## Work to be completed
Once the pictures are set aside, retype the remaining entries exactly.

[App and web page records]
....................
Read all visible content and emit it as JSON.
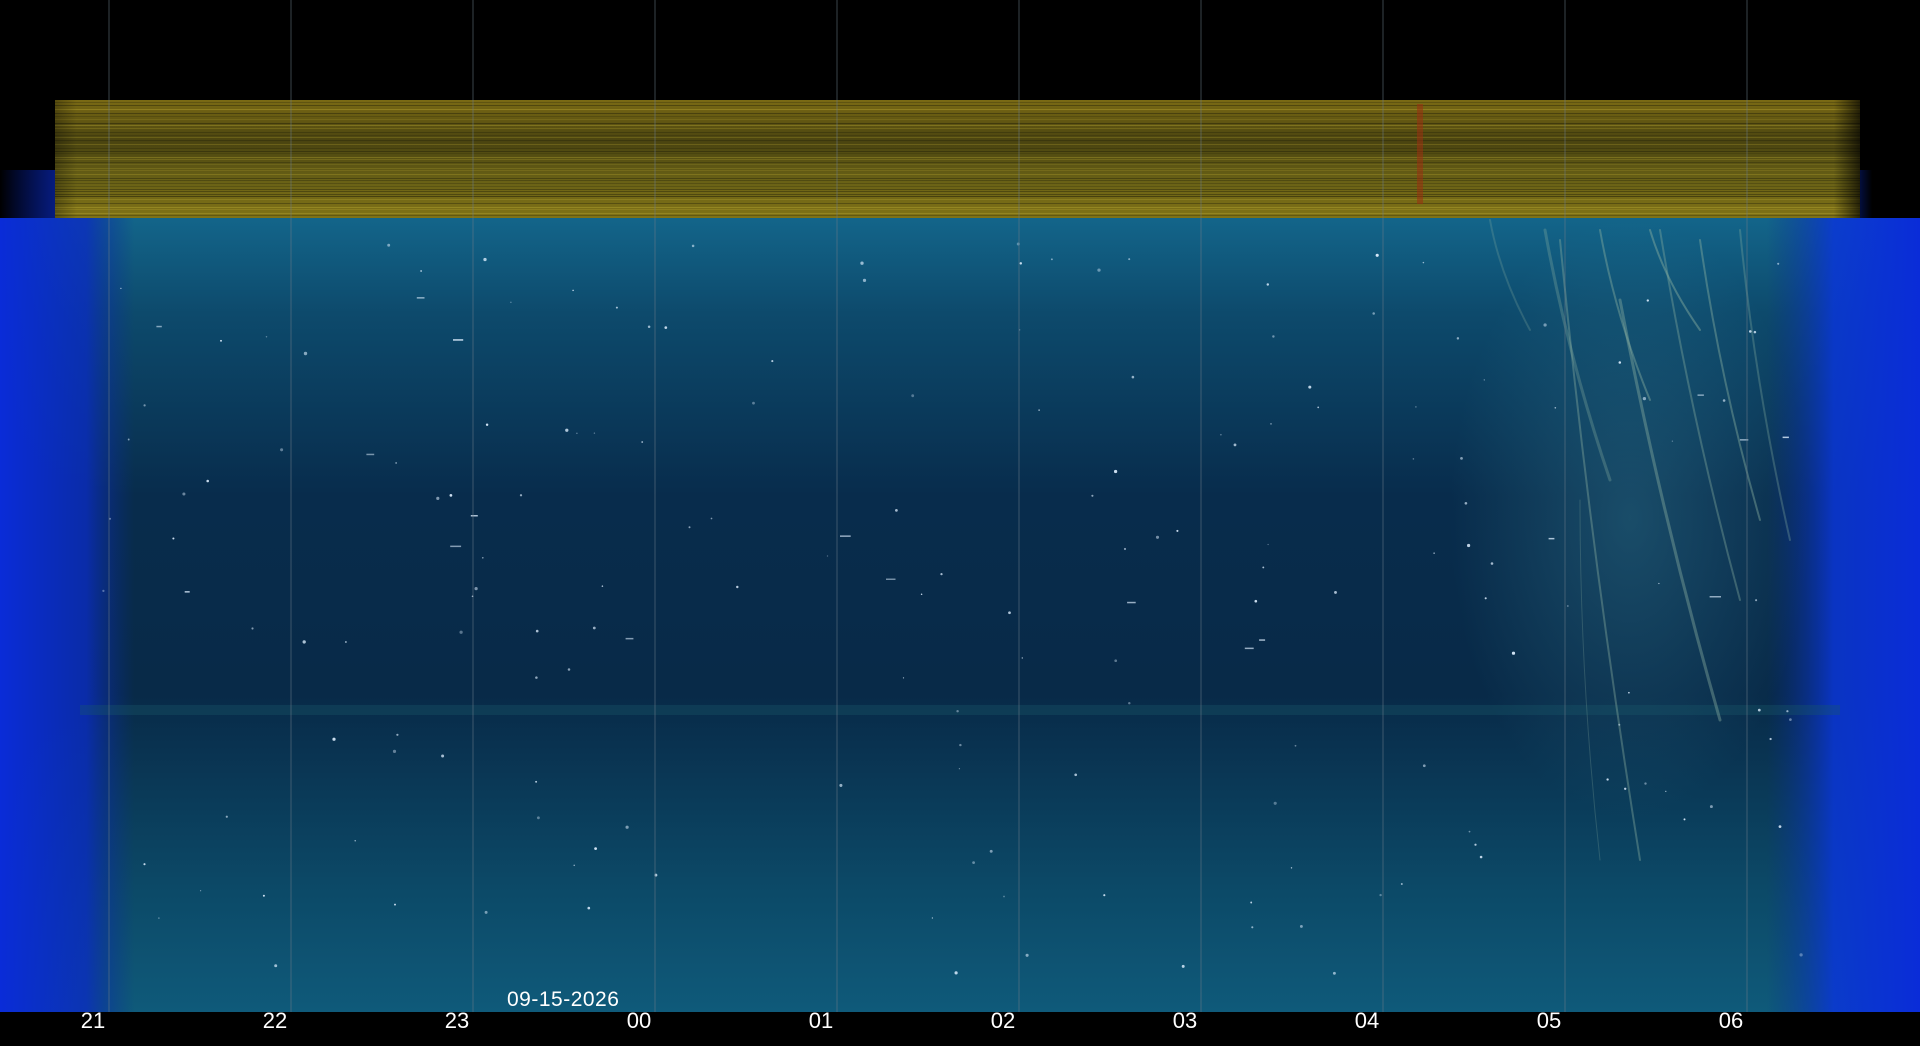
{
  "image": {
    "kind": "keogram",
    "date_label": "09-15-2026",
    "hour_labels": [
      "21",
      "22",
      "23",
      "00",
      "01",
      "02",
      "03",
      "04",
      "05",
      "06"
    ],
    "colors": {
      "background": "#000000",
      "sky_top": "#0e5a7a",
      "sky_bottom": "#0a2a4a",
      "twilight_edges": "#0a2ad0",
      "horizon_band": "#6a6010",
      "grid_lines": "#5a6a7a"
    }
  }
}
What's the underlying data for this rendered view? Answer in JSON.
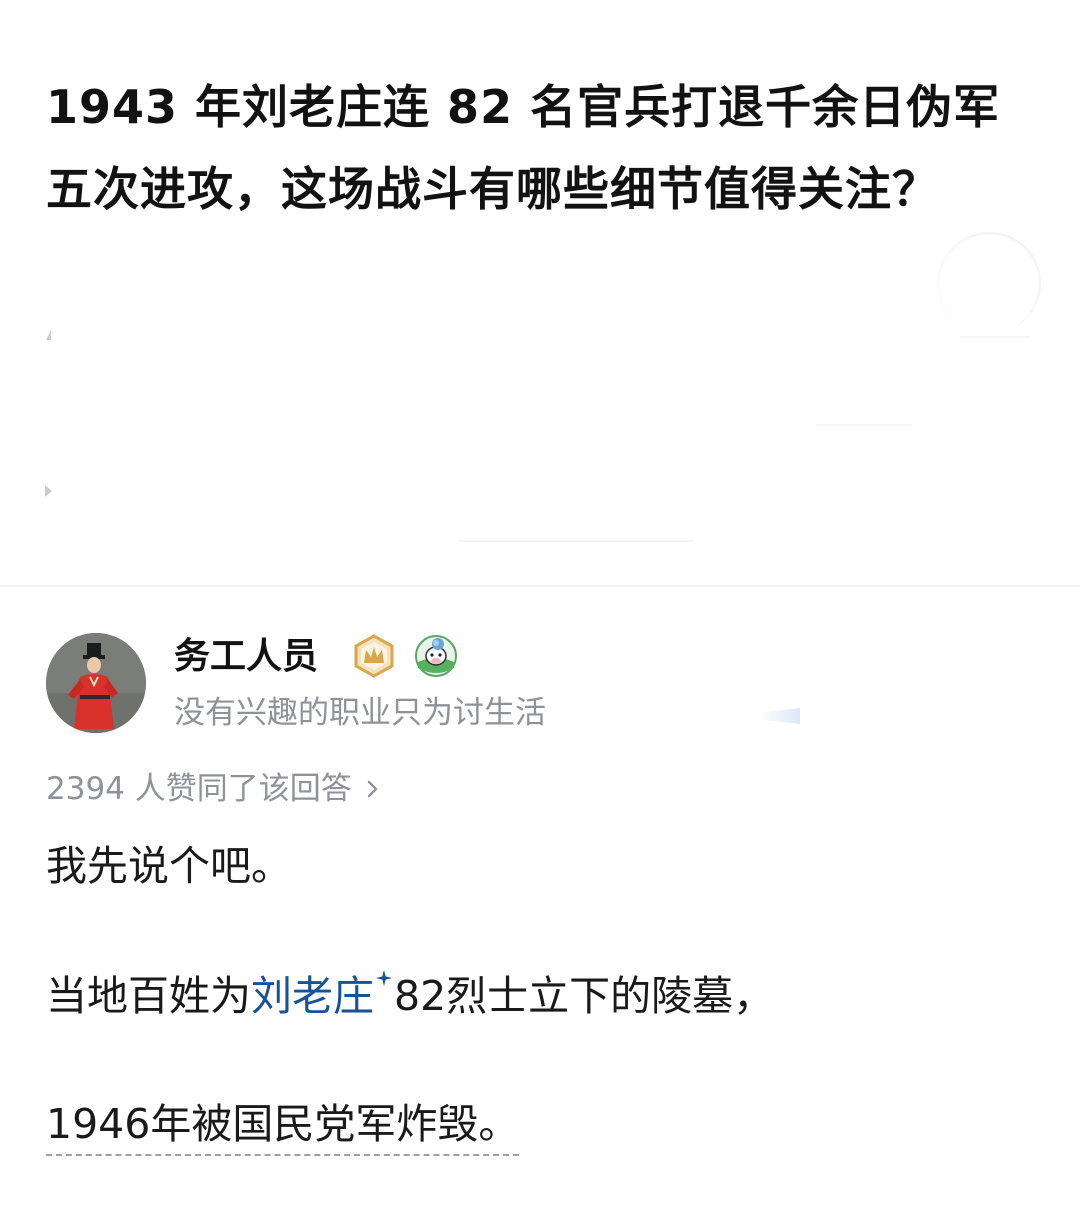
{
  "question": {
    "title": "1943 年刘老庄连 82 名官兵打退千余日伪军五次进攻，这场战斗有哪些细节值得关注？"
  },
  "author": {
    "name": "务工人员",
    "bio": "没有兴趣的职业只为讨生活",
    "badges": [
      "crown-badge-icon",
      "cow-badge-icon"
    ]
  },
  "votes": {
    "text": "2394 人赞同了该回答",
    "chevron": "chevron-right-icon"
  },
  "answer": {
    "para1": "我先说个吧。",
    "para2_before": "当地百姓为",
    "para2_link": "刘老庄",
    "para2_after": "82烈士立下的陵墓，",
    "para3": "1946年被国民党军炸毁。"
  },
  "colors": {
    "link": "#175199",
    "meta_text": "#8f9399",
    "title_text": "#121212",
    "badge_gold": "#d9a74a",
    "avatar_robe": "#d8302a"
  }
}
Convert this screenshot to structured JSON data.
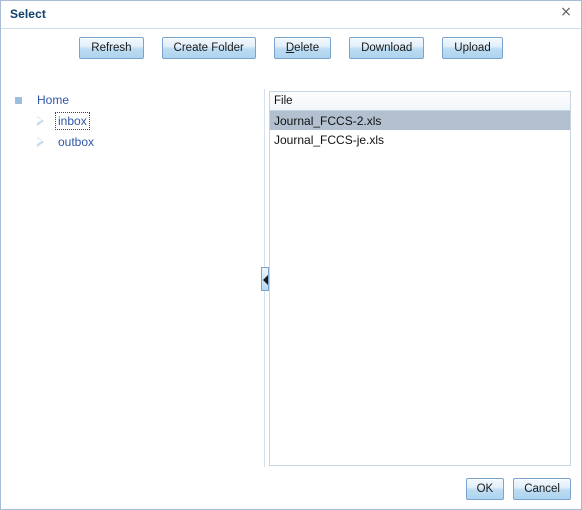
{
  "dialog": {
    "title": "Select",
    "close_label": "×"
  },
  "toolbar": {
    "buttons": [
      {
        "label": "Refresh",
        "name": "refresh-button",
        "accesskey": ""
      },
      {
        "label": "Create Folder",
        "name": "create-folder-button",
        "accesskey": ""
      },
      {
        "label": "Delete",
        "name": "delete-button",
        "accesskey": "D"
      },
      {
        "label": "Download",
        "name": "download-button",
        "accesskey": ""
      },
      {
        "label": "Upload",
        "name": "upload-button",
        "accesskey": ""
      }
    ]
  },
  "tree": {
    "nodes": [
      {
        "label": "Home",
        "level": 0,
        "state": "expanded",
        "focused": false
      },
      {
        "label": "inbox",
        "level": 1,
        "state": "collapsed",
        "focused": true
      },
      {
        "label": "outbox",
        "level": 1,
        "state": "collapsed",
        "focused": false
      }
    ]
  },
  "splitter": {
    "collapse_icon": "collapse-left-icon"
  },
  "file_table": {
    "columns": [
      "File"
    ],
    "rows": [
      {
        "file": "Journal_FCCS-2.xls",
        "selected": true
      },
      {
        "file": "Journal_FCCS-je.xls",
        "selected": false
      }
    ]
  },
  "footer": {
    "ok_label": "OK",
    "cancel_label": "Cancel"
  },
  "colors": {
    "title": "#0f3f6b",
    "button_border": "#7aa4cd",
    "button_face": "#aed4ef",
    "tree_link": "#2f57a6",
    "row_selected": "#b2c0d0",
    "panel_border": "#c7d5e3"
  }
}
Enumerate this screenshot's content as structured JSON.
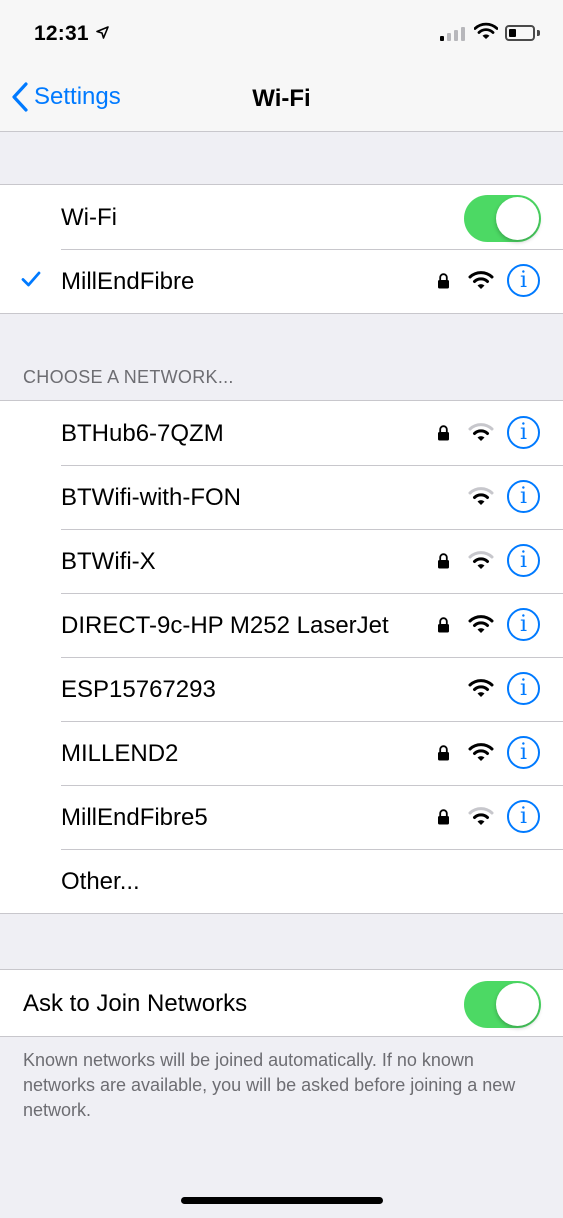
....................
## Response box
Read all visible content and emit it as JSON.
{
  "image": {
    "kind": "keogram",
    "date_label": "09-15-2026",
    "hour_labels": [
      "21",
      "22",
      "23",
      "00",
      "01",
      "02",
      "03",
      "04",
      "05",
      "06"
    ],
    "colors": {
      "background": "#000000",
      "sky_top": "#0e5a7a",
      "sky_bottom": "#0a2a4a",
      "twilight_edges": "#0a2ad0",
      "horizon_band": "#6a6010",
      "grid_lines": "#5a6a7a"
    }
  }
}
What's the underlying data for this rendered view? Answer in JSON.
{
  "question": {
    "title": "1943 年刘老庄连 82 名官兵打退千余日伪军五次进攻，这场战斗有哪些细节值得关注？"
  },
  "author": {
    "name": "务工人员",
    "bio": "没有兴趣的职业只为讨生活",
    "badges": [
      "crown-badge-icon",
      "cow-badge-icon"
    ]
  },
  "votes": {
    "text": "2394 人赞同了该回答",
    "chevron": "chevron-right-icon"
  },
  "answer": {
    "para1": "我先说个吧。",
    "para2_before": "当地百姓为",
    "para2_link": "刘老庄",
    "para2_after": "82烈士立下的陵墓，",
    "para3": "1946年被国民党军炸毁。"
  },
  "colors": {
    "link": "#175199",
    "meta_text": "#8f9399",
    "title_text": "#121212",
    "badge_gold": "#d9a74a",
    "avatar_robe": "#d8302a"
  }
}
Convert this screenshot to structured JSON data.
{
  "dialog": {
    "title": "Select",
    "close_label": "×"
  },
  "toolbar": {
    "buttons": [
      {
        "label": "Refresh",
        "name": "refresh-button",
        "accesskey": ""
      },
      {
        "label": "Create Folder",
        "name": "create-folder-button",
        "accesskey": ""
      },
      {
        "label": "Delete",
        "name": "delete-button",
        "accesskey": "D"
      },
      {
        "label": "Download",
        "name": "download-button",
        "accesskey": ""
      },
      {
        "label": "Upload",
        "name": "upload-button",
        "accesskey": ""
      }
    ]
  },
  "tree": {
    "nodes": [
      {
        "label": "Home",
        "level": 0,
        "state": "expanded",
        "focused": false
      },
      {
        "label": "inbox",
        "level": 1,
        "state": "collapsed",
        "focused": true
      },
      {
        "label": "outbox",
        "level": 1,
        "state": "collapsed",
        "focused": false
      }
    ]
  },
  "splitter": {
    "collapse_icon": "collapse-left-icon"
  },
  "file_table": {
    "columns": [
      "File"
    ],
    "rows": [
      {
        "file": "Journal_FCCS-2.xls",
        "selected": true
      },
      {
        "file": "Journal_FCCS-je.xls",
        "selected": false
      }
    ]
  },
  "footer": {
    "ok_label": "OK",
    "cancel_label": "Cancel"
  },
  "colors": {
    "title": "#0f3f6b",
    "button_border": "#7aa4cd",
    "button_face": "#aed4ef",
    "tree_link": "#2f57a6",
    "row_selected": "#b2c0d0",
    "panel_border": "#c7d5e3"
  }
}
Enumerate this screenshot's content as structured JSON.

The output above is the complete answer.